* Assignment
Copy all lines containing the string "husamviyuviyu" from the records below.
Segment Start: Records for this exercise
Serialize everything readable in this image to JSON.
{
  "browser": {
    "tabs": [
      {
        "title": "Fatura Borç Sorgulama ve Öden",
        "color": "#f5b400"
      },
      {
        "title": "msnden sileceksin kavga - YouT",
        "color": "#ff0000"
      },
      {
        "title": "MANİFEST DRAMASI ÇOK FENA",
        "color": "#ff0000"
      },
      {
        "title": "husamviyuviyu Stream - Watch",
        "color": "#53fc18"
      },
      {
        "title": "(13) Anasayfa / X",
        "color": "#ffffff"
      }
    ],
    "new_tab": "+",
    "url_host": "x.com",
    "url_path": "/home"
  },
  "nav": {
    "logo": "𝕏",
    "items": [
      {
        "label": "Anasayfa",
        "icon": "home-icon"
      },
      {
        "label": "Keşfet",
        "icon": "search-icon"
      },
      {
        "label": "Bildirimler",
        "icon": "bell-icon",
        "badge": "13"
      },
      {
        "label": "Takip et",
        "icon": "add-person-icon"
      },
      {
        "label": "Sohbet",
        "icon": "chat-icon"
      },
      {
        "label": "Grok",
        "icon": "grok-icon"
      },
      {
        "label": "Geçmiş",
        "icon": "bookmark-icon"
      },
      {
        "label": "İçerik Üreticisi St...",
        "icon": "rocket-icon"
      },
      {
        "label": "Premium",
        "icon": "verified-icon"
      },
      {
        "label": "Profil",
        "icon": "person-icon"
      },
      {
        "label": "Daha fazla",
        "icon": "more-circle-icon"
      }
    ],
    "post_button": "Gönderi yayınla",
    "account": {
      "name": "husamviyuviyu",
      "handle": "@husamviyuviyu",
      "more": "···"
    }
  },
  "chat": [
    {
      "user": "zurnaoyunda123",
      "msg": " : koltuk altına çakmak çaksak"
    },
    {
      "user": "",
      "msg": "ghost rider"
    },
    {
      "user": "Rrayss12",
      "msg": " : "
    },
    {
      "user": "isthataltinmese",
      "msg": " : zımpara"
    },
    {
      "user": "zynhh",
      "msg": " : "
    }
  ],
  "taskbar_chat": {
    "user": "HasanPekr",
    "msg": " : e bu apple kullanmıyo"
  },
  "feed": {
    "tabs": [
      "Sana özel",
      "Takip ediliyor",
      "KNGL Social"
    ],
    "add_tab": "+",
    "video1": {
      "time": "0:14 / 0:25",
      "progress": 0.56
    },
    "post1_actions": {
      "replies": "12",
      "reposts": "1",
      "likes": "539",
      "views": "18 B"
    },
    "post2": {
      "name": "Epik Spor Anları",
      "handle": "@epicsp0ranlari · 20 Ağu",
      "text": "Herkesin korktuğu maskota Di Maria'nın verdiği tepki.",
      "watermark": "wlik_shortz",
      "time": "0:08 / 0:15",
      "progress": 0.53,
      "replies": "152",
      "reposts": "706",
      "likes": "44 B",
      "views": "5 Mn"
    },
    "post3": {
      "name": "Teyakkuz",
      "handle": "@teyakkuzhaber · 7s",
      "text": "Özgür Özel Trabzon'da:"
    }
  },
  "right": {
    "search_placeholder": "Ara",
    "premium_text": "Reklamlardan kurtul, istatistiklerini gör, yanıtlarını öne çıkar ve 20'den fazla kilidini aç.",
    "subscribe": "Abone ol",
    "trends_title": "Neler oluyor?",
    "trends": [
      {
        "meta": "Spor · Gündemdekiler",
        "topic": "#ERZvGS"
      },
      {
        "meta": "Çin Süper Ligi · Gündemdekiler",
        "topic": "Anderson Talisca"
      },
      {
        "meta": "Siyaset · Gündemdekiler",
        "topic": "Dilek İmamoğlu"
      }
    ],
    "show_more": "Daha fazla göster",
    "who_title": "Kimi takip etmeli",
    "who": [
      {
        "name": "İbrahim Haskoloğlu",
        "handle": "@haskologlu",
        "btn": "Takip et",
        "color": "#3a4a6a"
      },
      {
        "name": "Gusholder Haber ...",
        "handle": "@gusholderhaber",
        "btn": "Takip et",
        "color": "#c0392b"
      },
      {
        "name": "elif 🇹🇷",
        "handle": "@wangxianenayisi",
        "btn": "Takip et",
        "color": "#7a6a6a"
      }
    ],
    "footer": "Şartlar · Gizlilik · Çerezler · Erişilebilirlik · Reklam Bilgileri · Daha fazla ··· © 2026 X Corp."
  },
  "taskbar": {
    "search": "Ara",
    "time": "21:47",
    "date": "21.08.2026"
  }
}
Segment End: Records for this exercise
* Solved problem
        "title": "husamviyuviyu Stream - Watch",
      "name": "husamviyuviyu",
      "handle": "@husamviyuviyu",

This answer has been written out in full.